Source data

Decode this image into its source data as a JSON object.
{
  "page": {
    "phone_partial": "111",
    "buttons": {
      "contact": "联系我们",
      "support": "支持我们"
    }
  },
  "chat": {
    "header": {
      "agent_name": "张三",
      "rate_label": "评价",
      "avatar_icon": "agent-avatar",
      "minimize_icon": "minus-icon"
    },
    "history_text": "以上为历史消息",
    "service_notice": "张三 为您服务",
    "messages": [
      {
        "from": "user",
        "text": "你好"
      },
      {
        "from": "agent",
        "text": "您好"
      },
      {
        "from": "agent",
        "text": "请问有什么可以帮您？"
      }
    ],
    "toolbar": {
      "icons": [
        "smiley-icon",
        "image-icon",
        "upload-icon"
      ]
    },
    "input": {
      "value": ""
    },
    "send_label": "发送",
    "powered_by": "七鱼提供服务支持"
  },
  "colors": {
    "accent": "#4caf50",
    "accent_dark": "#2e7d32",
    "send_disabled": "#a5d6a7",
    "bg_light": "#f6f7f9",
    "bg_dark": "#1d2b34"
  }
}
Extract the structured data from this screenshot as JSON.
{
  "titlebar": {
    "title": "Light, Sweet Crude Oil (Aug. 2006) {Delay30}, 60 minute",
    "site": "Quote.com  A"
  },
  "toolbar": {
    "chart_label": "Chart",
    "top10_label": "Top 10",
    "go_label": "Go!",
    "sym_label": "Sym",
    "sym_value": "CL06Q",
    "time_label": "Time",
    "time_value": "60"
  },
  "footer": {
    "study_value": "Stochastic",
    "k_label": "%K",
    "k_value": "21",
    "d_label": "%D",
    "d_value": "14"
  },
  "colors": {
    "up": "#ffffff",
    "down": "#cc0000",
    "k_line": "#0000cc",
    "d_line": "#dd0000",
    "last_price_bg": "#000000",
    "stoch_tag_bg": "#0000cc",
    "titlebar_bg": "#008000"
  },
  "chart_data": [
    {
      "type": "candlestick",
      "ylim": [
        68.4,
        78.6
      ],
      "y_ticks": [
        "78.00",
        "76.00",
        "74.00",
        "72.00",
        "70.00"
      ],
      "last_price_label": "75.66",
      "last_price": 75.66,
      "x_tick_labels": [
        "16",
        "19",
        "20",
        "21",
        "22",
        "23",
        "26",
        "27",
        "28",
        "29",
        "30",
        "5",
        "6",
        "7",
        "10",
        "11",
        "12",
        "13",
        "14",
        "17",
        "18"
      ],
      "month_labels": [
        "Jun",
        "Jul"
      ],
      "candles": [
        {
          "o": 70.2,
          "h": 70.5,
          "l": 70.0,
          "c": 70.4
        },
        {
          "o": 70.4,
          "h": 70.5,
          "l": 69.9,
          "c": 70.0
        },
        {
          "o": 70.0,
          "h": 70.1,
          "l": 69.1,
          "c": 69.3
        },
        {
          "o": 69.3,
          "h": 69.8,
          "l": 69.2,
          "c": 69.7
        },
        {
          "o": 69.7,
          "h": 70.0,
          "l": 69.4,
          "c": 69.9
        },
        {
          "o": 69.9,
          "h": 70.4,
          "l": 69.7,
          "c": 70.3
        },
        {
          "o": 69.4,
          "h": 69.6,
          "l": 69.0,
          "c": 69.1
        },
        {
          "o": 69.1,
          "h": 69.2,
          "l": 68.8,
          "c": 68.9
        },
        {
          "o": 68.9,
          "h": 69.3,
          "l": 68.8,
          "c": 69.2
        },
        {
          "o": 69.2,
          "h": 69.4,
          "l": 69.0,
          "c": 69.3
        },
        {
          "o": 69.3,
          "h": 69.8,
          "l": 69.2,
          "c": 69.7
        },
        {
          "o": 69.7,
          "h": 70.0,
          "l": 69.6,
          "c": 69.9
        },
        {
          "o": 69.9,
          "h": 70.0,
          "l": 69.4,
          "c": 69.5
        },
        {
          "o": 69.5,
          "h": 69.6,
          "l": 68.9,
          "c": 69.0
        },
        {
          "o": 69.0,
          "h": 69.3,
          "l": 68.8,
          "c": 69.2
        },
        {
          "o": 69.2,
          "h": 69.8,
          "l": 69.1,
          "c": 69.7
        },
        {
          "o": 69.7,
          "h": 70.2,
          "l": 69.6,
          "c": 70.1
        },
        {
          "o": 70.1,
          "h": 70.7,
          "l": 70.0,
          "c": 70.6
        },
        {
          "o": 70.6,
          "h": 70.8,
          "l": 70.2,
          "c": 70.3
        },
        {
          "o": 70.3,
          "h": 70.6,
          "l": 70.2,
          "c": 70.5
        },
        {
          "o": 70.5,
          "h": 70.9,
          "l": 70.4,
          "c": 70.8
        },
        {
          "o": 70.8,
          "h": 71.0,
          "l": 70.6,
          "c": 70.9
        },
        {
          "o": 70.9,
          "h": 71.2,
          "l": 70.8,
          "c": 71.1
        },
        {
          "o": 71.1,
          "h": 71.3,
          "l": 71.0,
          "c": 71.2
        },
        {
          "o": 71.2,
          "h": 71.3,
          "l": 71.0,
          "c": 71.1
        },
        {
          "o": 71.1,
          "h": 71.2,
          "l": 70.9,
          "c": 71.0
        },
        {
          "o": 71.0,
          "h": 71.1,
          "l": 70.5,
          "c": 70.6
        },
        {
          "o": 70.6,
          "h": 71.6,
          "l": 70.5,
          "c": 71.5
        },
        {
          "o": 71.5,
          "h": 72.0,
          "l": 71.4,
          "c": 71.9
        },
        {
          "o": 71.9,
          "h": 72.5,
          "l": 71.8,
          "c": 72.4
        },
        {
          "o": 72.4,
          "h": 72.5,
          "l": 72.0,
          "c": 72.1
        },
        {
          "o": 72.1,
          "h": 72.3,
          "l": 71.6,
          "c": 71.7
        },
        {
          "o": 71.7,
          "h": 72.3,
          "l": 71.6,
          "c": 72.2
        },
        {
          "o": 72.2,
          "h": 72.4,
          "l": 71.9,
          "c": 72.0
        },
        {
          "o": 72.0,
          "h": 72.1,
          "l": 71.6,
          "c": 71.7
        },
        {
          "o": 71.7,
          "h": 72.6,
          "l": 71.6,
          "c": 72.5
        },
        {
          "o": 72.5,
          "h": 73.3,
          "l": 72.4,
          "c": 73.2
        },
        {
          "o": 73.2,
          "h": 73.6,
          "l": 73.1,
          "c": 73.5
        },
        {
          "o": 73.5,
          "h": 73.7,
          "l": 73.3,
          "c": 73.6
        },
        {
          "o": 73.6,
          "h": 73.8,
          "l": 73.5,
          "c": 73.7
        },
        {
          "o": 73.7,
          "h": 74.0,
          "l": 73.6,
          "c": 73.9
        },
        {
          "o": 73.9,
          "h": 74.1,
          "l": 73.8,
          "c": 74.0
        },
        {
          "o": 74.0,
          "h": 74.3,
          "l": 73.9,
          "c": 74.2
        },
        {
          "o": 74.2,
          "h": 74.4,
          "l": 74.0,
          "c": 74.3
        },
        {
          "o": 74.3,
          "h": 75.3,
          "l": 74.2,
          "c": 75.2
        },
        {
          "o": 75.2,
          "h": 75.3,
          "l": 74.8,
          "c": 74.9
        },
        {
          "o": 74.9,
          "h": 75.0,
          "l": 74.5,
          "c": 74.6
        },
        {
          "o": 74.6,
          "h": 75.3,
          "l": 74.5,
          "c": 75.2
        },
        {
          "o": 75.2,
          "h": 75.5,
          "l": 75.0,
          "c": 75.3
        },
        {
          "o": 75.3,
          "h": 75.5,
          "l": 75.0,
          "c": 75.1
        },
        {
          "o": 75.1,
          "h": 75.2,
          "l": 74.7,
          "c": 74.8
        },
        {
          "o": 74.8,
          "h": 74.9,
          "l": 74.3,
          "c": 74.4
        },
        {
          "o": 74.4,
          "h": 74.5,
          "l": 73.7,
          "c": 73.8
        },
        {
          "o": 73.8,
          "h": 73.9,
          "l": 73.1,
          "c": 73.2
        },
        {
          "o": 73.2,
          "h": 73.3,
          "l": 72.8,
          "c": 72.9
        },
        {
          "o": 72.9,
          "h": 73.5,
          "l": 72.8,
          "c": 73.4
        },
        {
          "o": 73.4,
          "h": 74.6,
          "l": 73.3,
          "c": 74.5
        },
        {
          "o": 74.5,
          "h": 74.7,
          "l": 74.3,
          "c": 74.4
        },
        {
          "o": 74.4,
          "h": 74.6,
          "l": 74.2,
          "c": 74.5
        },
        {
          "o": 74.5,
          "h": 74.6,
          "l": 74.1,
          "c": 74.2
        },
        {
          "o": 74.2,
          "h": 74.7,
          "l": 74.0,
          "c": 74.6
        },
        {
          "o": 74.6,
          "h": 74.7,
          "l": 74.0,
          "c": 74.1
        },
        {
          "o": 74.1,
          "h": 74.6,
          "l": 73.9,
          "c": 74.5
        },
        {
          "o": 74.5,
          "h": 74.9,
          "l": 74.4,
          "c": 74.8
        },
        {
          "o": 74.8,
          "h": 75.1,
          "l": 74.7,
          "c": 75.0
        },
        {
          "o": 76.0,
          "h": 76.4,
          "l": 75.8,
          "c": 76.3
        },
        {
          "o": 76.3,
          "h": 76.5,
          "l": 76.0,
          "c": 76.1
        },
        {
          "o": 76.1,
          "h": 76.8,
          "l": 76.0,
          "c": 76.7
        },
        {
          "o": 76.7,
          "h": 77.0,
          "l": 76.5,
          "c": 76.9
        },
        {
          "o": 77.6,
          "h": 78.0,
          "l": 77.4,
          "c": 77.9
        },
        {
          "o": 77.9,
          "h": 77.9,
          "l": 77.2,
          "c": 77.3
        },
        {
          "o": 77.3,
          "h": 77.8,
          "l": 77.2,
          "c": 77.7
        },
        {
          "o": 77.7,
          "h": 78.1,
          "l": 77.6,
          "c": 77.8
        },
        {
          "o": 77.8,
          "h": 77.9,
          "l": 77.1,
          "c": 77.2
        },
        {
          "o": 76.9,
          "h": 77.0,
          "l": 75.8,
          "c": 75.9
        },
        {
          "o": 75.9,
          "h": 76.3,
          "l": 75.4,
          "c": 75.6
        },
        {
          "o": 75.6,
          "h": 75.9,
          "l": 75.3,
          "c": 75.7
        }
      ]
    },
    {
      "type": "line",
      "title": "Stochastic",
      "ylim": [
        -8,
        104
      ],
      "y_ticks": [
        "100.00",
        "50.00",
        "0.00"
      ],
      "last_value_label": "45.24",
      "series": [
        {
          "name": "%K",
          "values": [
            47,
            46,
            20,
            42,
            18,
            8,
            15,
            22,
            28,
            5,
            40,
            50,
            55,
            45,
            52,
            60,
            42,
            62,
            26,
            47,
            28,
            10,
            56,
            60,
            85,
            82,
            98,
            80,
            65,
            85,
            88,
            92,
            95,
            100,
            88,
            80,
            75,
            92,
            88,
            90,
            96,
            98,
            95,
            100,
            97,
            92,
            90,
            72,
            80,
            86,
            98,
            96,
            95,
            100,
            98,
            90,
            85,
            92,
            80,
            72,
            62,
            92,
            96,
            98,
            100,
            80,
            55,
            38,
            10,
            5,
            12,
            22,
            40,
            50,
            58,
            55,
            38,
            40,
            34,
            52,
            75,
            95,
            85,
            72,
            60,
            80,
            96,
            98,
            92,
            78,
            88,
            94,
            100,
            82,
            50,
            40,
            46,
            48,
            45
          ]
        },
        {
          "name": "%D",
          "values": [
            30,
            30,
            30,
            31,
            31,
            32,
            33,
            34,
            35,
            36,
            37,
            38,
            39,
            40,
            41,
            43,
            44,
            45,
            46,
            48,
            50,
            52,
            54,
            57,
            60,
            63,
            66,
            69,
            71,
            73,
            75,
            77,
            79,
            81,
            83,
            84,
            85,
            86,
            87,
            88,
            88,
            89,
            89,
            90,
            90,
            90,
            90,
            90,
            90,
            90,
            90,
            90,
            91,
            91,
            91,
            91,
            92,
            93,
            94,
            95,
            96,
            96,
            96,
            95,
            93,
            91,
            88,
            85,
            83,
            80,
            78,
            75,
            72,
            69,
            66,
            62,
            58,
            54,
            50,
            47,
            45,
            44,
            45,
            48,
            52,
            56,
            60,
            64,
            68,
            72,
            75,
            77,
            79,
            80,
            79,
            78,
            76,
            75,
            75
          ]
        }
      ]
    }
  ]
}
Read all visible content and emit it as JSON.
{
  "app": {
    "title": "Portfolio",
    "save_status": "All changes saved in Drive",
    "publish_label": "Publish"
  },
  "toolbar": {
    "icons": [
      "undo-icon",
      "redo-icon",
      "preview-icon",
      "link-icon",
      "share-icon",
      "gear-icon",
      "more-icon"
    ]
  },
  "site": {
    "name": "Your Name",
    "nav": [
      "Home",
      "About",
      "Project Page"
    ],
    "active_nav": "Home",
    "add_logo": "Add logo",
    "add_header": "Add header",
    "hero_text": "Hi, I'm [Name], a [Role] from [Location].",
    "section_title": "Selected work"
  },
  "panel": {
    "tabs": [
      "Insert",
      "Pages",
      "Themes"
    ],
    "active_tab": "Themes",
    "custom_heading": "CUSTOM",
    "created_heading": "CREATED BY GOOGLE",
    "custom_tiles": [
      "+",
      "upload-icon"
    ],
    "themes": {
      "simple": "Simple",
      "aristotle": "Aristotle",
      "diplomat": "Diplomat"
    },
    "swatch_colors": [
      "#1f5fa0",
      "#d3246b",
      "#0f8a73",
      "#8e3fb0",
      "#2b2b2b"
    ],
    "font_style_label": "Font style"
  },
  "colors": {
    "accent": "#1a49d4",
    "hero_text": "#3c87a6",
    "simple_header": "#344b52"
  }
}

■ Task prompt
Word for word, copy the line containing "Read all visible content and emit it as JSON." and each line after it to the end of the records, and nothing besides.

■ Answer to the problem
Read all visible content and emit it as JSON.
{
  "app": {
    "title": "Portfolio",
    "save_status": "All changes saved in Drive",
    "publish_label": "Publish"
  },
  "toolbar": {
    "icons": [
      "undo-icon",
      "redo-icon",
      "preview-icon",
      "link-icon",
      "share-icon",
      "gear-icon",
      "more-icon"
    ]
  },
  "site": {
    "name": "Your Name",
    "nav": [
      "Home",
      "About",
      "Project Page"
    ],
    "active_nav": "Home",
    "add_logo": "Add logo",
    "add_header": "Add header",
    "hero_text": "Hi, I'm [Name], a [Role] from [Location].",
    "section_title": "Selected work"
  },
  "panel": {
    "tabs": [
      "Insert",
      "Pages",
      "Themes"
    ],
    "active_tab": "Themes",
    "custom_heading": "CUSTOM",
    "created_heading": "CREATED BY GOOGLE",
    "custom_tiles": [
      "+",
      "upload-icon"
    ],
    "themes": {
      "simple": "Simple",
      "aristotle": "Aristotle",
      "diplomat": "Diplomat"
    },
    "swatch_colors": [
      "#1f5fa0",
      "#d3246b",
      "#0f8a73",
      "#8e3fb0",
      "#2b2b2b"
    ],
    "font_style_label": "Font style"
  },
  "colors": {
    "accent": "#1a49d4",
    "hero_text": "#3c87a6",
    "simple_header": "#344b52"
  }
}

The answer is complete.